EXERCISE DATA section start

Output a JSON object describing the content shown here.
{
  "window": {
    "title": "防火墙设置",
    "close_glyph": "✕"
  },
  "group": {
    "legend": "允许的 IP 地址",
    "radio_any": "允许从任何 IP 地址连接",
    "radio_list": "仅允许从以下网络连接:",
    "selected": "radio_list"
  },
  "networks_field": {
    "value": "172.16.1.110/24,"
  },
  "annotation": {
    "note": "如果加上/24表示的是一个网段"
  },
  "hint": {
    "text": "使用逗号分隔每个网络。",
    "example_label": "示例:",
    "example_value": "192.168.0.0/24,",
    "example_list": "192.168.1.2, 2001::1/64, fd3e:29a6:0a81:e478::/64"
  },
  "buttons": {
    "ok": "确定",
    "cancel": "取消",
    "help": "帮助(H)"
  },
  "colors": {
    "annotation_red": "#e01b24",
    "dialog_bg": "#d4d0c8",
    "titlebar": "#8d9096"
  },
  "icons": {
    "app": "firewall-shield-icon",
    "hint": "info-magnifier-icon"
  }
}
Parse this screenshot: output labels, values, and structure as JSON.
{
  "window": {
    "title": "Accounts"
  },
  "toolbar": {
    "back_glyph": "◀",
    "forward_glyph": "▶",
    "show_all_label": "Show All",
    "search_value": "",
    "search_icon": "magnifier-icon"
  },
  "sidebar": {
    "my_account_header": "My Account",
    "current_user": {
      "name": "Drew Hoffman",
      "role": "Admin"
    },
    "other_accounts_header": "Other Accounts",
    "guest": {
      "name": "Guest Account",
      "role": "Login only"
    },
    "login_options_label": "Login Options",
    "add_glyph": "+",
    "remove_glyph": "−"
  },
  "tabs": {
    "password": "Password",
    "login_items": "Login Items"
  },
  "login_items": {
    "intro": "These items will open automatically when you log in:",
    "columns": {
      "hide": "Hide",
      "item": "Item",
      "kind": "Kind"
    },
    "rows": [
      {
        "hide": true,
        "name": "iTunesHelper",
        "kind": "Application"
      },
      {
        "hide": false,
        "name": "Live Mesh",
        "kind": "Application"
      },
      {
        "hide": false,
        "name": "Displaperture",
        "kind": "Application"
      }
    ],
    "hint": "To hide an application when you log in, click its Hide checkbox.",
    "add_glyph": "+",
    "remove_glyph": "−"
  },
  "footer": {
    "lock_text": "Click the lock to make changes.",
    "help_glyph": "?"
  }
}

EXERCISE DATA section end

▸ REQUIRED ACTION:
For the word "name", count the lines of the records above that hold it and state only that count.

▸ REPLY TO THE TASK:
5